Dataset content below:

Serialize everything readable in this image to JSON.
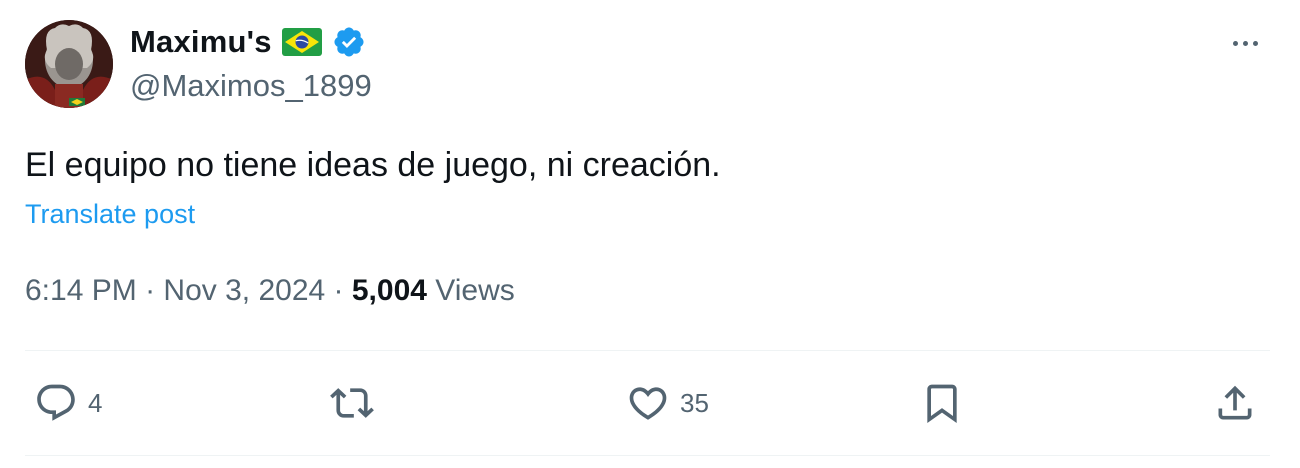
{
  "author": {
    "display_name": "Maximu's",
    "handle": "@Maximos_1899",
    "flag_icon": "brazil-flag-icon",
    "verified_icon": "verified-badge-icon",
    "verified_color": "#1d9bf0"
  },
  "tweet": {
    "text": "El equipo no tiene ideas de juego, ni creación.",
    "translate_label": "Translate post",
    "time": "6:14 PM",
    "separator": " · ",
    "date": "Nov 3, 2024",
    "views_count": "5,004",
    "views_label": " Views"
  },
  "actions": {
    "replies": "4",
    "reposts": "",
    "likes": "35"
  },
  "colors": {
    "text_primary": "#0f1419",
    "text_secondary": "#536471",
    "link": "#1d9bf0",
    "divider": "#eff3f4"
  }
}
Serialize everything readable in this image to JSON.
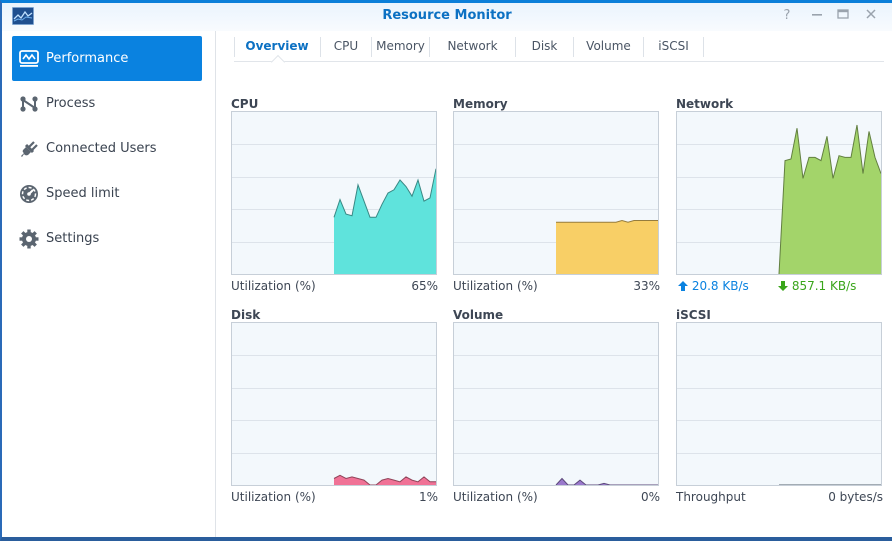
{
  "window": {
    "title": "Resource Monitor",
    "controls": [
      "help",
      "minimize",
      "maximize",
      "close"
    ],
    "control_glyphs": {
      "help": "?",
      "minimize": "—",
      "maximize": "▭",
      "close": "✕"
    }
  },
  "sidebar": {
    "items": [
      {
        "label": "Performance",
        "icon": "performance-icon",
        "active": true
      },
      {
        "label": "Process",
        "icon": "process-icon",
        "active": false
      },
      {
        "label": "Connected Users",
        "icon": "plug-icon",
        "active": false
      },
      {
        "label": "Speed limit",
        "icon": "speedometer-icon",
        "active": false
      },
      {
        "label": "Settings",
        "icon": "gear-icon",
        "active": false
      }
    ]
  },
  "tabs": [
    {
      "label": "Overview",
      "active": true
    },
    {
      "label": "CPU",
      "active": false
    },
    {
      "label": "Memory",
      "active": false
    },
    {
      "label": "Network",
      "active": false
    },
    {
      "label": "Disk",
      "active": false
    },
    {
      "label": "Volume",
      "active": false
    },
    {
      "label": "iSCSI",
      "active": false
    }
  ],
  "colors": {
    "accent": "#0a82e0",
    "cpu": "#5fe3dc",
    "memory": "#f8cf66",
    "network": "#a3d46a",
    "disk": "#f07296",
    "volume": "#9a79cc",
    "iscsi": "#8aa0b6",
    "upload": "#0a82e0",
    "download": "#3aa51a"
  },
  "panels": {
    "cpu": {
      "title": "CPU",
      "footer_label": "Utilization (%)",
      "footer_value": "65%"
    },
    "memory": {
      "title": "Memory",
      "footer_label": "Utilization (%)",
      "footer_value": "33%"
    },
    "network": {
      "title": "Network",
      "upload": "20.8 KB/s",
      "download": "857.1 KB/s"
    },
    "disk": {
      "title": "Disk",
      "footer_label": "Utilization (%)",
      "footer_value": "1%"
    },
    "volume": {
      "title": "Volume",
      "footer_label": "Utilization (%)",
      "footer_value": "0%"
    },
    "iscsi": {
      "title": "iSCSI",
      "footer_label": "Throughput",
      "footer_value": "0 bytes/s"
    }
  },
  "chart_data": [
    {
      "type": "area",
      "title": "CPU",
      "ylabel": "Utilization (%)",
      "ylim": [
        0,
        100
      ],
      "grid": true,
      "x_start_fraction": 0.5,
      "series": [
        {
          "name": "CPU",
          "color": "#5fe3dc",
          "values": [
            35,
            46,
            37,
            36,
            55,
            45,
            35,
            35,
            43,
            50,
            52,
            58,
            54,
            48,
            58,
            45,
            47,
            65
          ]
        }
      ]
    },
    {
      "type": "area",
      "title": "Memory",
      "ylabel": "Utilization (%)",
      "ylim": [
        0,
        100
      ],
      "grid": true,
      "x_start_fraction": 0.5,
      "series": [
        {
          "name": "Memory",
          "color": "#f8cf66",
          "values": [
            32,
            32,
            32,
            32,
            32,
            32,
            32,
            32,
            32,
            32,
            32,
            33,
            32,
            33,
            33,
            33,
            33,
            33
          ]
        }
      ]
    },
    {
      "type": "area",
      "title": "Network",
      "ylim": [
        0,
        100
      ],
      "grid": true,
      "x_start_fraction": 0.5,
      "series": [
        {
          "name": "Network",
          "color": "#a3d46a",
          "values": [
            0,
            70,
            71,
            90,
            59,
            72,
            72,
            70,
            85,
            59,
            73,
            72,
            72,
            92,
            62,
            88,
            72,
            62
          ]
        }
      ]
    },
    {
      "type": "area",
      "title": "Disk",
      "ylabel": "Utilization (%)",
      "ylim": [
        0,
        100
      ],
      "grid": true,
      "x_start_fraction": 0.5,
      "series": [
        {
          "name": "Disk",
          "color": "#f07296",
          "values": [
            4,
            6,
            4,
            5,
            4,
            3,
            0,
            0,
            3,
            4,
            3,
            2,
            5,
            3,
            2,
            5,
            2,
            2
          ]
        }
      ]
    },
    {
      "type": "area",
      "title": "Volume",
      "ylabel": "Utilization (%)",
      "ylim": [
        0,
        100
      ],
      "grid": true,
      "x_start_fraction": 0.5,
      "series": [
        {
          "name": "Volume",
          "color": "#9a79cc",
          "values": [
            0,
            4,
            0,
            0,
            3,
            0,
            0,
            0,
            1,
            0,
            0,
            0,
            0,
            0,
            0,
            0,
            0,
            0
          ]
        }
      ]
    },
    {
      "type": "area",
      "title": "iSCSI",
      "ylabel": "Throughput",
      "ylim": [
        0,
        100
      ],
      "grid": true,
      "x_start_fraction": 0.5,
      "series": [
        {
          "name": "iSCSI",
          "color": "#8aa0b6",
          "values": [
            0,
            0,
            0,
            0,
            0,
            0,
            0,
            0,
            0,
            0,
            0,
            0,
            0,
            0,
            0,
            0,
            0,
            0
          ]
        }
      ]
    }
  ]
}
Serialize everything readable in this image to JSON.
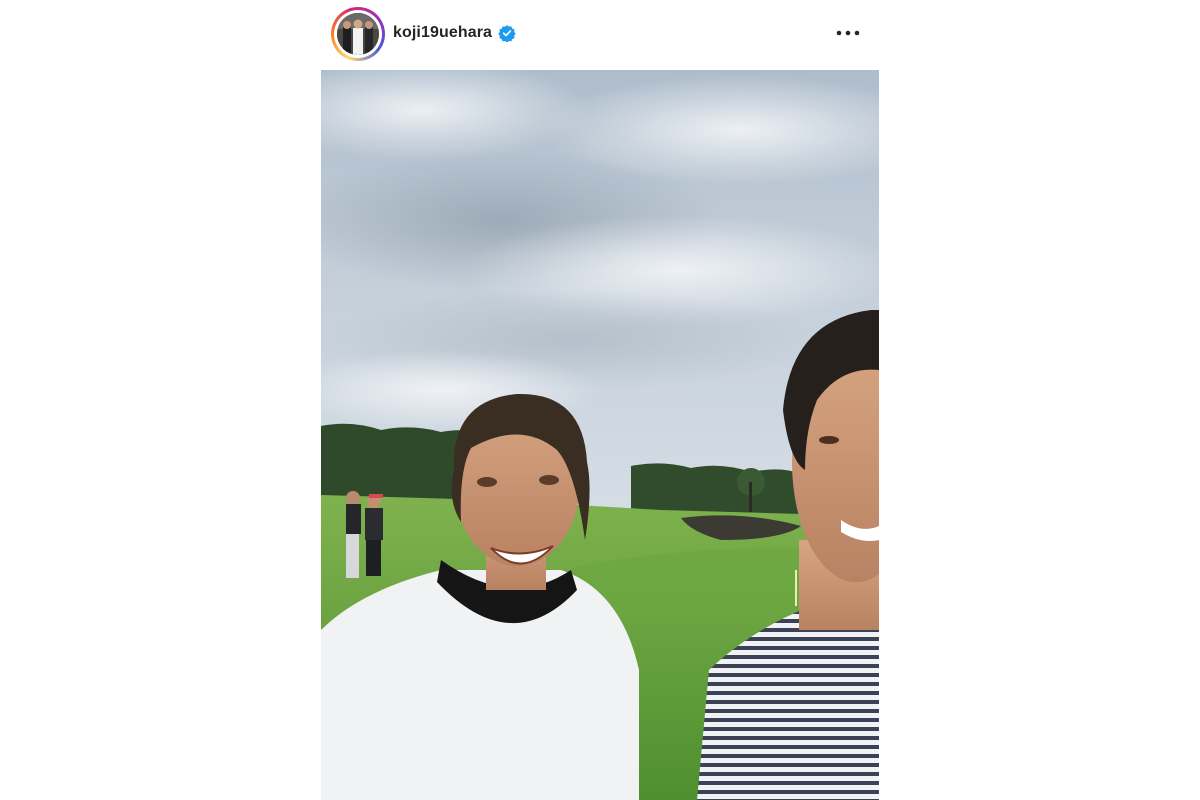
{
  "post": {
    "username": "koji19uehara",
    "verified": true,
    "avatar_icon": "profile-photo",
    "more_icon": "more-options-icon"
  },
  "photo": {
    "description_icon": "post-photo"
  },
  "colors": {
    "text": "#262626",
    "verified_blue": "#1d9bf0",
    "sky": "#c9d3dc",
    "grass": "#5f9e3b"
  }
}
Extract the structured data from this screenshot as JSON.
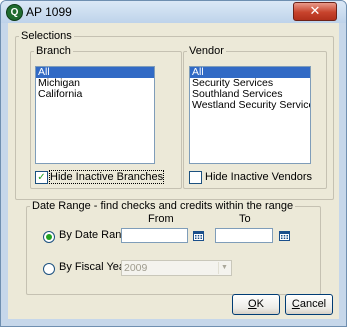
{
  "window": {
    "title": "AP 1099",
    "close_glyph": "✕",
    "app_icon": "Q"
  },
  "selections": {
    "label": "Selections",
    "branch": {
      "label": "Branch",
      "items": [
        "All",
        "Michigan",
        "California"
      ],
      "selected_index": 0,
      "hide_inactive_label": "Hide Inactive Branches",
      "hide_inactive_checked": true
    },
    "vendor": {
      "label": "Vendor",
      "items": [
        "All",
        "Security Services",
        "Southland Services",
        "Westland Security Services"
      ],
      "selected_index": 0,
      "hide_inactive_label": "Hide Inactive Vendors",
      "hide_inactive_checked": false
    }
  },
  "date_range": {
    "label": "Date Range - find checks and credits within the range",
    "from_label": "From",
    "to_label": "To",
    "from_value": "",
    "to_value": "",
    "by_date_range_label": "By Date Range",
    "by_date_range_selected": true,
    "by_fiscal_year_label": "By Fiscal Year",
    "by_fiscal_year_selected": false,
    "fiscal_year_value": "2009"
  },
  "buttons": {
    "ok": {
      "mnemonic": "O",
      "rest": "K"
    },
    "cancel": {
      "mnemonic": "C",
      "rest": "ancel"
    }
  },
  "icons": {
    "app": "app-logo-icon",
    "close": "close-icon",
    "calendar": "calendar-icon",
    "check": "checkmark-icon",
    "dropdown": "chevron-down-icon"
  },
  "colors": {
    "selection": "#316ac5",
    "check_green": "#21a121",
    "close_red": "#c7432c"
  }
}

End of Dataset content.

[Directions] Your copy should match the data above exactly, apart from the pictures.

[Answer to this exercise]
Serialize everything readable in this image to JSON.
{
  "author": {
    "display_name": "Maximu's",
    "handle": "@Maximos_1899",
    "flag_icon": "brazil-flag-icon",
    "verified_icon": "verified-badge-icon",
    "verified_color": "#1d9bf0"
  },
  "tweet": {
    "text": "El equipo no tiene ideas de juego, ni creación.",
    "translate_label": "Translate post",
    "time": "6:14 PM",
    "separator": " · ",
    "date": "Nov 3, 2024",
    "views_count": "5,004",
    "views_label": " Views"
  },
  "actions": {
    "replies": "4",
    "reposts": "",
    "likes": "35"
  },
  "colors": {
    "text_primary": "#0f1419",
    "text_secondary": "#536471",
    "link": "#1d9bf0",
    "divider": "#eff3f4"
  }
}
Serialize everything readable in this image to JSON.
{
  "window": {
    "title": "Resource Monitor",
    "controls": [
      "help",
      "minimize",
      "maximize",
      "close"
    ],
    "control_glyphs": {
      "help": "?",
      "minimize": "—",
      "maximize": "▭",
      "close": "✕"
    }
  },
  "sidebar": {
    "items": [
      {
        "label": "Performance",
        "icon": "performance-icon",
        "active": true
      },
      {
        "label": "Process",
        "icon": "process-icon",
        "active": false
      },
      {
        "label": "Connected Users",
        "icon": "plug-icon",
        "active": false
      },
      {
        "label": "Speed limit",
        "icon": "speedometer-icon",
        "active": false
      },
      {
        "label": "Settings",
        "icon": "gear-icon",
        "active": false
      }
    ]
  },
  "tabs": [
    {
      "label": "Overview",
      "active": true
    },
    {
      "label": "CPU",
      "active": false
    },
    {
      "label": "Memory",
      "active": false
    },
    {
      "label": "Network",
      "active": false
    },
    {
      "label": "Disk",
      "active": false
    },
    {
      "label": "Volume",
      "active": false
    },
    {
      "label": "iSCSI",
      "active": false
    }
  ],
  "colors": {
    "accent": "#0a82e0",
    "cpu": "#5fe3dc",
    "memory": "#f8cf66",
    "network": "#a3d46a",
    "disk": "#f07296",
    "volume": "#9a79cc",
    "iscsi": "#8aa0b6",
    "upload": "#0a82e0",
    "download": "#3aa51a"
  },
  "panels": {
    "cpu": {
      "title": "CPU",
      "footer_label": "Utilization (%)",
      "footer_value": "65%"
    },
    "memory": {
      "title": "Memory",
      "footer_label": "Utilization (%)",
      "footer_value": "33%"
    },
    "network": {
      "title": "Network",
      "upload": "20.8 KB/s",
      "download": "857.1 KB/s"
    },
    "disk": {
      "title": "Disk",
      "footer_label": "Utilization (%)",
      "footer_value": "1%"
    },
    "volume": {
      "title": "Volume",
      "footer_label": "Utilization (%)",
      "footer_value": "0%"
    },
    "iscsi": {
      "title": "iSCSI",
      "footer_label": "Throughput",
      "footer_value": "0 bytes/s"
    }
  },
  "chart_data": [
    {
      "type": "area",
      "title": "CPU",
      "ylabel": "Utilization (%)",
      "ylim": [
        0,
        100
      ],
      "grid": true,
      "x_start_fraction": 0.5,
      "series": [
        {
          "name": "CPU",
          "color": "#5fe3dc",
          "values": [
            35,
            46,
            37,
            36,
            55,
            45,
            35,
            35,
            43,
            50,
            52,
            58,
            54,
            48,
            58,
            45,
            47,
            65
          ]
        }
      ]
    },
    {
      "type": "area",
      "title": "Memory",
      "ylabel": "Utilization (%)",
      "ylim": [
        0,
        100
      ],
      "grid": true,
      "x_start_fraction": 0.5,
      "series": [
        {
          "name": "Memory",
          "color": "#f8cf66",
          "values": [
            32,
            32,
            32,
            32,
            32,
            32,
            32,
            32,
            32,
            32,
            32,
            33,
            32,
            33,
            33,
            33,
            33,
            33
          ]
        }
      ]
    },
    {
      "type": "area",
      "title": "Network",
      "ylim": [
        0,
        100
      ],
      "grid": true,
      "x_start_fraction": 0.5,
      "series": [
        {
          "name": "Network",
          "color": "#a3d46a",
          "values": [
            0,
            70,
            71,
            90,
            59,
            72,
            72,
            70,
            85,
            59,
            73,
            72,
            72,
            92,
            62,
            88,
            72,
            62
          ]
        }
      ]
    },
    {
      "type": "area",
      "title": "Disk",
      "ylabel": "Utilization (%)",
      "ylim": [
        0,
        100
      ],
      "grid": true,
      "x_start_fraction": 0.5,
      "series": [
        {
          "name": "Disk",
          "color": "#f07296",
          "values": [
            4,
            6,
            4,
            5,
            4,
            3,
            0,
            0,
            3,
            4,
            3,
            2,
            5,
            3,
            2,
            5,
            2,
            2
          ]
        }
      ]
    },
    {
      "type": "area",
      "title": "Volume",
      "ylabel": "Utilization (%)",
      "ylim": [
        0,
        100
      ],
      "grid": true,
      "x_start_fraction": 0.5,
      "series": [
        {
          "name": "Volume",
          "color": "#9a79cc",
          "values": [
            0,
            4,
            0,
            0,
            3,
            0,
            0,
            0,
            1,
            0,
            0,
            0,
            0,
            0,
            0,
            0,
            0,
            0
          ]
        }
      ]
    },
    {
      "type": "area",
      "title": "iSCSI",
      "ylabel": "Throughput",
      "ylim": [
        0,
        100
      ],
      "grid": true,
      "x_start_fraction": 0.5,
      "series": [
        {
          "name": "iSCSI",
          "color": "#8aa0b6",
          "values": [
            0,
            0,
            0,
            0,
            0,
            0,
            0,
            0,
            0,
            0,
            0,
            0,
            0,
            0,
            0,
            0,
            0,
            0
          ]
        }
      ]
    }
  ]
}
Serialize everything readable in this image to JSON.
{
  "post": {
    "username": "koji19uehara",
    "verified": true,
    "avatar_icon": "profile-photo",
    "more_icon": "more-options-icon"
  },
  "photo": {
    "description_icon": "post-photo"
  },
  "colors": {
    "text": "#262626",
    "verified_blue": "#1d9bf0",
    "sky": "#c9d3dc",
    "grass": "#5f9e3b"
  }
}
Extract the structured data from this screenshot as JSON.
{
  "window": {
    "title": "AP 1099",
    "close_glyph": "✕",
    "app_icon": "Q"
  },
  "selections": {
    "label": "Selections",
    "branch": {
      "label": "Branch",
      "items": [
        "All",
        "Michigan",
        "California"
      ],
      "selected_index": 0,
      "hide_inactive_label": "Hide Inactive Branches",
      "hide_inactive_checked": true
    },
    "vendor": {
      "label": "Vendor",
      "items": [
        "All",
        "Security Services",
        "Southland Services",
        "Westland Security Services"
      ],
      "selected_index": 0,
      "hide_inactive_label": "Hide Inactive Vendors",
      "hide_inactive_checked": false
    }
  },
  "date_range": {
    "label": "Date Range - find checks and credits within the range",
    "from_label": "From",
    "to_label": "To",
    "from_value": "",
    "to_value": "",
    "by_date_range_label": "By Date Range",
    "by_date_range_selected": true,
    "by_fiscal_year_label": "By Fiscal Year",
    "by_fiscal_year_selected": false,
    "fiscal_year_value": "2009"
  },
  "buttons": {
    "ok": {
      "mnemonic": "O",
      "rest": "K"
    },
    "cancel": {
      "mnemonic": "C",
      "rest": "ancel"
    }
  },
  "icons": {
    "app": "app-logo-icon",
    "close": "close-icon",
    "calendar": "calendar-icon",
    "check": "checkmark-icon",
    "dropdown": "chevron-down-icon"
  },
  "colors": {
    "selection": "#316ac5",
    "check_green": "#21a121",
    "close_red": "#c7432c"
  }
}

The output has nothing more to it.